What is being asked: The lines to be set down run from the line containing "Output a JSON" through the final line of the data below; print them exactly and print nothing else.

Available records:
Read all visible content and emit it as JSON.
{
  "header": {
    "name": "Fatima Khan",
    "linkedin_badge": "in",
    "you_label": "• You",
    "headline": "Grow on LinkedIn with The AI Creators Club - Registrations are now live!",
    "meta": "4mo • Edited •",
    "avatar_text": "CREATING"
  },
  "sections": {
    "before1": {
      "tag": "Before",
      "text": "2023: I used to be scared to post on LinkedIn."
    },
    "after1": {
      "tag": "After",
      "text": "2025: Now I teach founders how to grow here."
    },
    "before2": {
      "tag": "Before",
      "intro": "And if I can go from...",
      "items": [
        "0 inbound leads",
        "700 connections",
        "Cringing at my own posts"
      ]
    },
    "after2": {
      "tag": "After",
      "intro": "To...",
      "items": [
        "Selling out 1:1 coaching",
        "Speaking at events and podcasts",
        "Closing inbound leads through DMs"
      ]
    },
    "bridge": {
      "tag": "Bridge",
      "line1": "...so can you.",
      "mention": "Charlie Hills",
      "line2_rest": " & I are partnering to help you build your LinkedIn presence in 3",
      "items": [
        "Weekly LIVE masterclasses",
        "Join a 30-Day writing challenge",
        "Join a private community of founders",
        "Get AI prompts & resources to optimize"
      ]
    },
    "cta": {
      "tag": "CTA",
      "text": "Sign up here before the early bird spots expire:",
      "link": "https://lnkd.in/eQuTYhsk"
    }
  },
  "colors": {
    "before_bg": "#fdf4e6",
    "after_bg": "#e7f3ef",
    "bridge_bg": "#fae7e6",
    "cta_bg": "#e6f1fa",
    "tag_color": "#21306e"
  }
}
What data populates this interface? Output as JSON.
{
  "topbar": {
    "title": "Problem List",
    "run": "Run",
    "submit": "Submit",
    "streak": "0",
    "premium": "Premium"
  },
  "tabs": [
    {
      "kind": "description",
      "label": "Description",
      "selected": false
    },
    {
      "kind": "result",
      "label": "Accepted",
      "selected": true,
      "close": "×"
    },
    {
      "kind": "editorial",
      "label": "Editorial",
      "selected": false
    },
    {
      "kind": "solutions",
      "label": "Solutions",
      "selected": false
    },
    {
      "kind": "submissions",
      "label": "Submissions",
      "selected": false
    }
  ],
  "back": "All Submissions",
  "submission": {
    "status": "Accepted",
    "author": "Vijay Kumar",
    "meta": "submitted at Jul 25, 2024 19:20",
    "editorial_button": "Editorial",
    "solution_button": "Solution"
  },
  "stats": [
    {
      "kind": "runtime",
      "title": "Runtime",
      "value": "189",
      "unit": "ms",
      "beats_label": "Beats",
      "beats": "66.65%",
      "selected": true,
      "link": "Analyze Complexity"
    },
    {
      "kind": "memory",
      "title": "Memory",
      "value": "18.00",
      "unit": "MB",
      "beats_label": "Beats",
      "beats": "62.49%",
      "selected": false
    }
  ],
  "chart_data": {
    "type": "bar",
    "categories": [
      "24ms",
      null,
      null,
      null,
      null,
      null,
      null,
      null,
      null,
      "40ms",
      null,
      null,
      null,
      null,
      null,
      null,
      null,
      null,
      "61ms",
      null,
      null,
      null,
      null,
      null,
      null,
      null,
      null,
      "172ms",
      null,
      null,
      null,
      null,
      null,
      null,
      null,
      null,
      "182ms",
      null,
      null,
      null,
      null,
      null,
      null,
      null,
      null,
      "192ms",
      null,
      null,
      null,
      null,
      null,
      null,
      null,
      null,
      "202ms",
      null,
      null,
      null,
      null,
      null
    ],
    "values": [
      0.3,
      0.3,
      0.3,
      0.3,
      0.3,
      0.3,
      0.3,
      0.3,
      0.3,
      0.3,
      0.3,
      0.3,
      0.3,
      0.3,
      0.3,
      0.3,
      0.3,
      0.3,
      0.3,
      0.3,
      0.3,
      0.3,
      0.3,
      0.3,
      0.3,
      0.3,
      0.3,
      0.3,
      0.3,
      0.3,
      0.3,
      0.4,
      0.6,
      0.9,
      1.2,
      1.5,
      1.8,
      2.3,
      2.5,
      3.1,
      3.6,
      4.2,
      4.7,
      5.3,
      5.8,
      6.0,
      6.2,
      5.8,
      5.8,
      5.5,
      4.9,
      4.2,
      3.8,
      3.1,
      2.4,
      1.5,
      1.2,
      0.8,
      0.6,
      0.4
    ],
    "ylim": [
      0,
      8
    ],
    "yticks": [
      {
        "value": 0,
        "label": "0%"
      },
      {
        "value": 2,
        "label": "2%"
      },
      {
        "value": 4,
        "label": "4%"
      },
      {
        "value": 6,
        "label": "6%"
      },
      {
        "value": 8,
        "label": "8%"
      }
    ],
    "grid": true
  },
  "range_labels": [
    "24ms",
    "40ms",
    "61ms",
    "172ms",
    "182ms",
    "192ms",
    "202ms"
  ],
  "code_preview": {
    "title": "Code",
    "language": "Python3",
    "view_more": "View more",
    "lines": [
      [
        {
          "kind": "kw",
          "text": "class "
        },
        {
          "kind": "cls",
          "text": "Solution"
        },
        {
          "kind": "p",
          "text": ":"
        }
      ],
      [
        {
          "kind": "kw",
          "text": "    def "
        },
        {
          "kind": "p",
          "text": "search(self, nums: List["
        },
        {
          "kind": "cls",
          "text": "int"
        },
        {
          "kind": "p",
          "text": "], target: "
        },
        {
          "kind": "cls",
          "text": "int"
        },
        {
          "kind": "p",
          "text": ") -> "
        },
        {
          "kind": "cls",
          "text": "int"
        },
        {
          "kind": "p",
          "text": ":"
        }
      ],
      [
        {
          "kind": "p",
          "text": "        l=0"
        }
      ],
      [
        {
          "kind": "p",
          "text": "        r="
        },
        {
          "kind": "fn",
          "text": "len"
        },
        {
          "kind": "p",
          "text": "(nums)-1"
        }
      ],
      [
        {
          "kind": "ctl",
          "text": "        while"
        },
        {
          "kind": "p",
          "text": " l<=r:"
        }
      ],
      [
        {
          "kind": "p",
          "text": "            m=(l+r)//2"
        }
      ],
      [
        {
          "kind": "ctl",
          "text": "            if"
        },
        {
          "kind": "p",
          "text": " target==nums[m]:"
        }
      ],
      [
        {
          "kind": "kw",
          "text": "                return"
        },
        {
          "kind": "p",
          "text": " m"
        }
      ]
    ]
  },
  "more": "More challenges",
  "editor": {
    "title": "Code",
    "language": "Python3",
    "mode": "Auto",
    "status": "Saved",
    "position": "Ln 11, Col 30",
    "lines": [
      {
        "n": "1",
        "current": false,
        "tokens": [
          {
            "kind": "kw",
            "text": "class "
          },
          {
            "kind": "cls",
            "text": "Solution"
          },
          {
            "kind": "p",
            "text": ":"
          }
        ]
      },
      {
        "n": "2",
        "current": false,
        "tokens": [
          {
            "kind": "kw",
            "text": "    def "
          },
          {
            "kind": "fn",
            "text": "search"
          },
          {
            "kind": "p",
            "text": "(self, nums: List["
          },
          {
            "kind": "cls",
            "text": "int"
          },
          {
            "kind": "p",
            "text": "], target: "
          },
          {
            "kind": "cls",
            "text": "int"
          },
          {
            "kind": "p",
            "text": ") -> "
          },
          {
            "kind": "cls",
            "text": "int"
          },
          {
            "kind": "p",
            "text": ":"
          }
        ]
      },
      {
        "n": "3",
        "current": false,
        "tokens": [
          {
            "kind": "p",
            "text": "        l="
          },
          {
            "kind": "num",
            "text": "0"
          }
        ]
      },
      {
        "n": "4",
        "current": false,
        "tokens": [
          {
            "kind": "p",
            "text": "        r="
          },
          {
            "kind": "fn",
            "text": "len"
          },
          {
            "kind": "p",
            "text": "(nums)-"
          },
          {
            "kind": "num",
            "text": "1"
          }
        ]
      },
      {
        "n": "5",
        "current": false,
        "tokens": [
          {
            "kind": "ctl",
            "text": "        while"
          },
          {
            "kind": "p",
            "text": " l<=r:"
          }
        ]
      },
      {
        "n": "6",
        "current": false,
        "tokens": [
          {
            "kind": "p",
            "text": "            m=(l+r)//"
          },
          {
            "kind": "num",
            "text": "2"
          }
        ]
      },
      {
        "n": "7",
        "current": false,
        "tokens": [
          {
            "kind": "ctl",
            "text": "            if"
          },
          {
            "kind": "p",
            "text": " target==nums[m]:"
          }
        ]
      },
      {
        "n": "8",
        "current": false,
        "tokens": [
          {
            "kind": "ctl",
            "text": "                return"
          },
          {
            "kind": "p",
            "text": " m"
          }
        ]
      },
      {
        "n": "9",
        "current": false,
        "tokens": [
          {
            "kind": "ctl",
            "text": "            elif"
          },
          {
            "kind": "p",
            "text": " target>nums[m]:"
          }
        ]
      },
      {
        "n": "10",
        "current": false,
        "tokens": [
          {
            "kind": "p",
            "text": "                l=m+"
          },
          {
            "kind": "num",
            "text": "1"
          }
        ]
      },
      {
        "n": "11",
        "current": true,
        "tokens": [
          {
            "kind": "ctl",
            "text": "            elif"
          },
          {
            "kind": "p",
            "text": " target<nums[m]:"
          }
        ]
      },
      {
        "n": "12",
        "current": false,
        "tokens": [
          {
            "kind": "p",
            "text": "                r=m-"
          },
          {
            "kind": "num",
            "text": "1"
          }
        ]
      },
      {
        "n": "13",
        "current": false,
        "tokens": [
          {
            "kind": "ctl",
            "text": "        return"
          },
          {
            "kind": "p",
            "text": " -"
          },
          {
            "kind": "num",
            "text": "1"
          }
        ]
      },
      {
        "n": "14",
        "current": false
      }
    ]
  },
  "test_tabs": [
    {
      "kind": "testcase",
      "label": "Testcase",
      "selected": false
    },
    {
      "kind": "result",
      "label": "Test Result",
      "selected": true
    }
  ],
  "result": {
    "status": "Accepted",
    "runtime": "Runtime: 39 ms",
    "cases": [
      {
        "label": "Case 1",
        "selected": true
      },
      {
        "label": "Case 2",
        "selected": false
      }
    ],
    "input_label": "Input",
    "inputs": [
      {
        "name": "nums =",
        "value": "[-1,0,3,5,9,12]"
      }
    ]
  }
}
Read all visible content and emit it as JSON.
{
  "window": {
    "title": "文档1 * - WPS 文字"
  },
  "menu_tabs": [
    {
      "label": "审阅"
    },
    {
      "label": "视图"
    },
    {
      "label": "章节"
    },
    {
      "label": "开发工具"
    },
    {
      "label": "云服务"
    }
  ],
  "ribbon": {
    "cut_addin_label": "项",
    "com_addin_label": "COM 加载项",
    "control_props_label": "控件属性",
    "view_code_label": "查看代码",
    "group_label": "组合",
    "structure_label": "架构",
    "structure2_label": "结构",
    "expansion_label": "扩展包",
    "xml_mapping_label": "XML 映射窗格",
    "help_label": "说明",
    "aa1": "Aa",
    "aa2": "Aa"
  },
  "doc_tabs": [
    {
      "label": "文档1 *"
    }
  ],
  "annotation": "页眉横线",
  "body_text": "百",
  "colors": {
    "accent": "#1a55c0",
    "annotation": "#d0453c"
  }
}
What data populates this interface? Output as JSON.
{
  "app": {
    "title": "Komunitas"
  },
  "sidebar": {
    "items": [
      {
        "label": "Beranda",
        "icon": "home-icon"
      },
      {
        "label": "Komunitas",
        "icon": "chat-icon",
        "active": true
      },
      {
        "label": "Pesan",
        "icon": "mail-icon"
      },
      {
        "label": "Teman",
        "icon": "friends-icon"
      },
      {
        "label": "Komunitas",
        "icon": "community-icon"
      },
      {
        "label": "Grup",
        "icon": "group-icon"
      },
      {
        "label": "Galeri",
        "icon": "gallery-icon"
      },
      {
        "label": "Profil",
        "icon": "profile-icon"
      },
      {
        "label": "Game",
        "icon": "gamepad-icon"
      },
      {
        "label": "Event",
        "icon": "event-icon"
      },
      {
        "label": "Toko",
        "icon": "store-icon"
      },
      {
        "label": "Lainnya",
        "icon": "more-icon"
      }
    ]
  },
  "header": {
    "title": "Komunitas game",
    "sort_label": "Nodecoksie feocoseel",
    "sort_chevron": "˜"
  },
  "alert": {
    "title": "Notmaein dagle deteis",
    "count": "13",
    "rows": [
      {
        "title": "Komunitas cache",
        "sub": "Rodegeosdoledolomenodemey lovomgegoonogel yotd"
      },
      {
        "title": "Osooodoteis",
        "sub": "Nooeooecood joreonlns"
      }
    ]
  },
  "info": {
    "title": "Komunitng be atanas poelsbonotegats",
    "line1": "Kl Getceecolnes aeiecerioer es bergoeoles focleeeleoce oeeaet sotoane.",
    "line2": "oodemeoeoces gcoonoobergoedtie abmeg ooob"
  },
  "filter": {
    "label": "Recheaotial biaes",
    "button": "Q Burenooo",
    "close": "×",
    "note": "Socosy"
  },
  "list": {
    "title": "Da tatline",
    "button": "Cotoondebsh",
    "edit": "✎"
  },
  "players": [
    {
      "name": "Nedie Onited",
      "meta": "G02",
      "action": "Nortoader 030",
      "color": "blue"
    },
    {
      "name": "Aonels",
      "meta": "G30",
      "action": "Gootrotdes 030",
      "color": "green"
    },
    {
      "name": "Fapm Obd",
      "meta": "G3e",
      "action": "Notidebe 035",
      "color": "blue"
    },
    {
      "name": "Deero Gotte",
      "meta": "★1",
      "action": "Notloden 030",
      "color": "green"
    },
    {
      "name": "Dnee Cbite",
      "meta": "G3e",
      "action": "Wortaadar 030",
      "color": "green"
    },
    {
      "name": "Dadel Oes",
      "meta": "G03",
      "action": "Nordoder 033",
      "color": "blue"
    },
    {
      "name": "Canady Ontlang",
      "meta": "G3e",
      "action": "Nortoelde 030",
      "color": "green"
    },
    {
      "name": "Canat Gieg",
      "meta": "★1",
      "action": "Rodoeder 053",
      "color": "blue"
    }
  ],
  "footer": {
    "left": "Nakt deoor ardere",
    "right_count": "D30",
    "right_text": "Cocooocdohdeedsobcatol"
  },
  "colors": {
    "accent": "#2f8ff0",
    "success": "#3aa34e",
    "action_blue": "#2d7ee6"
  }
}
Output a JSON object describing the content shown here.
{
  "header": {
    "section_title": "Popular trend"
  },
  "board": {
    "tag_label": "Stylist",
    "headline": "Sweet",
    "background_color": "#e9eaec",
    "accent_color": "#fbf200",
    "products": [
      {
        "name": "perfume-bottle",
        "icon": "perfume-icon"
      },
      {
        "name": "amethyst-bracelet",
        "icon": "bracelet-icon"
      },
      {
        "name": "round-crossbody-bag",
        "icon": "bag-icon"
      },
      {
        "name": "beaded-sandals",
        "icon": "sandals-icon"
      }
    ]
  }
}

Output below:
Output a JSON object describing the content shown here.
{
  "header": {
    "section_title": "Popular trend"
  },
  "board": {
    "tag_label": "Stylist",
    "headline": "Sweet",
    "background_color": "#e9eaec",
    "accent_color": "#fbf200",
    "products": [
      {
        "name": "perfume-bottle",
        "icon": "perfume-icon"
      },
      {
        "name": "amethyst-bracelet",
        "icon": "bracelet-icon"
      },
      {
        "name": "round-crossbody-bag",
        "icon": "bag-icon"
      },
      {
        "name": "beaded-sandals",
        "icon": "sandals-icon"
      }
    ]
  }
}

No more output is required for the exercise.